"Basically, the words that come to mind is that it's a blessing....," Jim said of having his son join the farm. "As a parent, I kind of had that in mind."

Yet, he knew that it was Tony's choice on whether or not to continue farming. "I grew up with three other brothers and none of them came back to farm," Jim said. "I'm sure my dad probably has visions of all us joining the farm."

Jim noticed that Tony had a passion for farming early on. "They grow up beside you on the tractor and you see that desire to do it."

The father and son operate a crop production farm with mainly a corn and soybean rotation. They farm acres together and also have their own individual acres. The family also operates a seed business. Tony's focus in the spring is primarily with the seed business while his dad handles the planting of the family's crops.

Tony returns to the fields when spraying crop acres starts.

The variety of work is one of Tony's favorite aspects of farming. "You are not doing the same thing everyday," he said. "There are so many different things."

As a farmer, he gets to watch the progress of his crop. "...there's something about it, watching your crop and then you get to see what comes out of that crop"

"I think that's about exactly right," Jim said in agreement with Tony's description of his favorite aspect of farming. "It's definitely not montonous," Jim said.

The variety of each day also includes adapting to the changes in farming.

When Jim started farming he took one of the first agricultural related computer classes offered in the area. His son is very competent in the advanced technology used today.

Jim talked about the need to precisely steer the tractor and equipment when he was younger so the crop rows were straight. It was a point of emphasis from his father.

"Now, that's a non-issue," Jim said, as technology ensures the tractor and equipment follow a straight path.

As farming has advanced, "You always wonder what comes next," Jim said.

What may be coming next is exciting but can also be slightly daunting for Tony. "...everything is coming so fast and so quick that it scares me a little bit," Tony said.

He's willing to accept change and adapt but he doesn't want one of his enjoyments of farming to be eliminated. "I hope we are still driving tractors in the future," Tony said. He doesn't want to be in an office programming a tractor to operate in his fields in the future.

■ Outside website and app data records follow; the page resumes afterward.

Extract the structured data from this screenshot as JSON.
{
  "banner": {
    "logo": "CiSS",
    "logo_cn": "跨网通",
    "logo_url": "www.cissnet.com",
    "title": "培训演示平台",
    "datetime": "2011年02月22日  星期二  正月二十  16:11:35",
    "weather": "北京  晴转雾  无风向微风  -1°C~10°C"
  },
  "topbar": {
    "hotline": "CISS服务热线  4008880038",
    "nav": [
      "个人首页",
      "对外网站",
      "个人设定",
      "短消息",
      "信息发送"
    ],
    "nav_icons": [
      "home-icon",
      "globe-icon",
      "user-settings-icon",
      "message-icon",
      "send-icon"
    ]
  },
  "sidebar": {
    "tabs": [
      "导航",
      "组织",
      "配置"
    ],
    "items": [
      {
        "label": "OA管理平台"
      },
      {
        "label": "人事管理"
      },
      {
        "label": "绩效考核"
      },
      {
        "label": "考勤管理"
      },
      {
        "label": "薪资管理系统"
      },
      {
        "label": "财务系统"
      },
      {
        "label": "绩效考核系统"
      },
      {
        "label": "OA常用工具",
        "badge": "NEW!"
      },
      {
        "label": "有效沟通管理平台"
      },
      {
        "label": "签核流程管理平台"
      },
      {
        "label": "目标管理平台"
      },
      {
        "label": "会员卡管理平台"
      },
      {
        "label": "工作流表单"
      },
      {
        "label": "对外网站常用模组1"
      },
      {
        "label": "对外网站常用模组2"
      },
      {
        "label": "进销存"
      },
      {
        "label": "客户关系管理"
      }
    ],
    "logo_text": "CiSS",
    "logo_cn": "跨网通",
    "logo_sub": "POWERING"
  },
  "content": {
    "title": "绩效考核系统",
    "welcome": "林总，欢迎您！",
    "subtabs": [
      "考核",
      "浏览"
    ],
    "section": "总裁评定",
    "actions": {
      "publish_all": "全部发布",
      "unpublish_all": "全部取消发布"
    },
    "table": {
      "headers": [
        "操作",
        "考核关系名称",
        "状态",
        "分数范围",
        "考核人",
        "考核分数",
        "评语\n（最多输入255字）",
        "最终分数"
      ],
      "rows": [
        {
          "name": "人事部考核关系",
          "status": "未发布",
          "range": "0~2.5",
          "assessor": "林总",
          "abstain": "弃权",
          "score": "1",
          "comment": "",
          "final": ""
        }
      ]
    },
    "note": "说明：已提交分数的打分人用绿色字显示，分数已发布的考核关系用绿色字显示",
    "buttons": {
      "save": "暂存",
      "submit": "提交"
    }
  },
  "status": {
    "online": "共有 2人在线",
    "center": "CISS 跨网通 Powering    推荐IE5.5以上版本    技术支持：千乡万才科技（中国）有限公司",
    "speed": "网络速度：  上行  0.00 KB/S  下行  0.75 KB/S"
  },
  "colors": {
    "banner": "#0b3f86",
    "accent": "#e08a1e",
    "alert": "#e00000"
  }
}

Because, while driving a tractor is part of the work, it's also part of the enjoyment for father and son.

If things get stressful, during harvest for example, Jim "jumps on a tractor and works ground for an hour or two."

While the Domnicks are prepared for more changes in the future, they do know their farming discussions are shaped by their own life perspectives.

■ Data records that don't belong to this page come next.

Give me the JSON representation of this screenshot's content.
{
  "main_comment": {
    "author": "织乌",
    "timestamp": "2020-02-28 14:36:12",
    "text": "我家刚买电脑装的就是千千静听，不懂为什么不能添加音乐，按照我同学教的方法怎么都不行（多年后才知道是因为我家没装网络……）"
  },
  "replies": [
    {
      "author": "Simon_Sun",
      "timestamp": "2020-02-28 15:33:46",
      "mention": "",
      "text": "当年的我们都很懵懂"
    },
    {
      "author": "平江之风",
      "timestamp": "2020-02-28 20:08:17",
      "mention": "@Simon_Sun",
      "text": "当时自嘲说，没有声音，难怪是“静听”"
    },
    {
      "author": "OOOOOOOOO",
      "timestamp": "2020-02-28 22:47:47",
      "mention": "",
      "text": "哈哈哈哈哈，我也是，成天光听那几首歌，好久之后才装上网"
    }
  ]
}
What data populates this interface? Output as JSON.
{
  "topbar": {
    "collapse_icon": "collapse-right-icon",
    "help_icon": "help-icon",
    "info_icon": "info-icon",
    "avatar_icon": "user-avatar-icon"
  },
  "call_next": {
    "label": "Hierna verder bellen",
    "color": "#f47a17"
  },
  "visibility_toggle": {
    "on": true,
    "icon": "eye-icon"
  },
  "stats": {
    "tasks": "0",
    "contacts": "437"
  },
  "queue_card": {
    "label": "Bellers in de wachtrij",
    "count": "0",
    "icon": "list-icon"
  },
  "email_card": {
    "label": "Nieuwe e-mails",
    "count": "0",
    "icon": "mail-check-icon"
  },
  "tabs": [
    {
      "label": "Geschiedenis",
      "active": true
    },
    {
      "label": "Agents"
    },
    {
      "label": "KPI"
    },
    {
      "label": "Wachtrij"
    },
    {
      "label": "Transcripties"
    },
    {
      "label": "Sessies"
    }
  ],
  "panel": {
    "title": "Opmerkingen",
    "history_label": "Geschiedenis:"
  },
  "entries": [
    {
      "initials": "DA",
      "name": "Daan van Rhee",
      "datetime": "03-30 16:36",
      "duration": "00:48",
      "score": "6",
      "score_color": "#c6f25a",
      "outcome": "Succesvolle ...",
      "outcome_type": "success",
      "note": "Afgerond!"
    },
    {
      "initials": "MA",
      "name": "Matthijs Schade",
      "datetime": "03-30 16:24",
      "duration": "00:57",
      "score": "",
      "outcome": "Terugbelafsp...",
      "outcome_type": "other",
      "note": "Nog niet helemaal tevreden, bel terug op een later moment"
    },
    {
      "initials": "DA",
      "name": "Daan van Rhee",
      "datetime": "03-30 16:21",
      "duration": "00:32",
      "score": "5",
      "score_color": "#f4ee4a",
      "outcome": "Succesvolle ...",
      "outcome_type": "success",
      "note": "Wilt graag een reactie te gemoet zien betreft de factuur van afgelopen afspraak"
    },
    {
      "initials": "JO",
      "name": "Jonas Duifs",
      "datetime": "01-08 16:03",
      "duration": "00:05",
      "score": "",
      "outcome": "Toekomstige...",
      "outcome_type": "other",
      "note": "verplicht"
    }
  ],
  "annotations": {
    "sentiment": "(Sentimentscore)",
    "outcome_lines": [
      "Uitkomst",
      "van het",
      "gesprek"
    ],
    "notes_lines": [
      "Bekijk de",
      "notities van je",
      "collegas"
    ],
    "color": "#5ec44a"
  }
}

Jim must think of retirement in his future and Tony is just starting in the operation. "As far as (looking) five years, 10 years, ahead and what we look at, I can see differences because of the age factor...," Jim said.

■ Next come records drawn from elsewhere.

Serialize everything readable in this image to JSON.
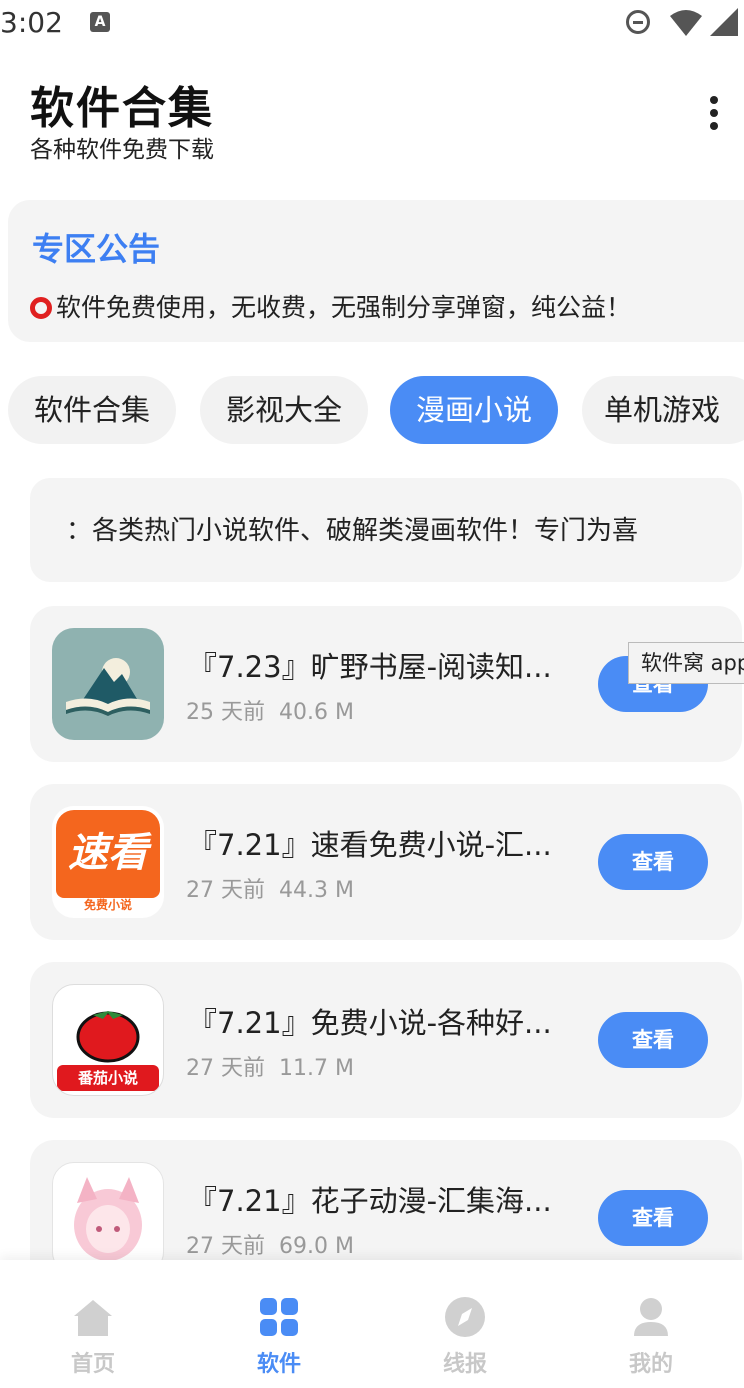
{
  "status_bar": {
    "time": "3:02",
    "notification_icon": "A"
  },
  "header": {
    "title": "软件合集",
    "subtitle": "各种软件免费下载",
    "more_icon": "more-vertical-icon"
  },
  "notice": {
    "title": "专区公告",
    "text": "软件免费使用，无收费，无强制分享弹窗，纯公益！",
    "bullet_color": "#e02020"
  },
  "tabs": [
    {
      "label": "软件合集",
      "active": false
    },
    {
      "label": "影视大全",
      "active": false
    },
    {
      "label": "漫画小说",
      "active": true
    },
    {
      "label": "单机游戏",
      "active": false
    }
  ],
  "marquee": {
    "text": "：各类热门小说软件、破解类漫画软件！专门为喜"
  },
  "apps": [
    {
      "title": "『7.23』旷野书屋-阅读知...",
      "age": "25 天前",
      "size": "40.6 M",
      "button": "查看",
      "icon": "book-mountain-icon"
    },
    {
      "title": "『7.21』速看免费小说-汇...",
      "age": "27 天前",
      "size": "44.3 M",
      "button": "查看",
      "icon": "sukan-logo-icon",
      "icon_text": "速看",
      "icon_subtext": "免费小说"
    },
    {
      "title": "『7.21』免费小说-各种好...",
      "age": "27 天前",
      "size": "11.7 M",
      "button": "查看",
      "icon": "tomato-icon",
      "icon_subtext": "番茄小说"
    },
    {
      "title": "『7.21』花子动漫-汇集海...",
      "age": "27 天前",
      "size": "69.0 M",
      "button": "查看",
      "icon": "anime-girl-icon"
    }
  ],
  "tooltip": {
    "text": "软件窝 app"
  },
  "bottom_nav": [
    {
      "label": "首页",
      "icon": "home-icon",
      "active": false
    },
    {
      "label": "软件",
      "icon": "grid-icon",
      "active": true
    },
    {
      "label": "线报",
      "icon": "compass-icon",
      "active": false
    },
    {
      "label": "我的",
      "icon": "user-icon",
      "active": false
    }
  ],
  "colors": {
    "accent": "#4a8cf5",
    "card_bg": "#f4f4f4",
    "muted": "#999999"
  }
}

Jim still serves as his son's advisor but if the are any different thoughts on an idea, "at the end of the day you talk through it," he said.

The pair said they talk with mutual respect for opinions and with a shared work ethic and values. They like working together. They even spend leisure time together as recently, they spent several days ice fishing.

They continue to be busy with the seed business and in the fields. As Jim works he can't help but think of the future. "You have visions of your's hard to put in the right words." He knows that just as his son joined him on the farm, he'd like his grandkids to have the chance to do the same.

Editor's note:  This story was published on as part of the 2018 Farm Progress issue.  For more farm related stories click this link.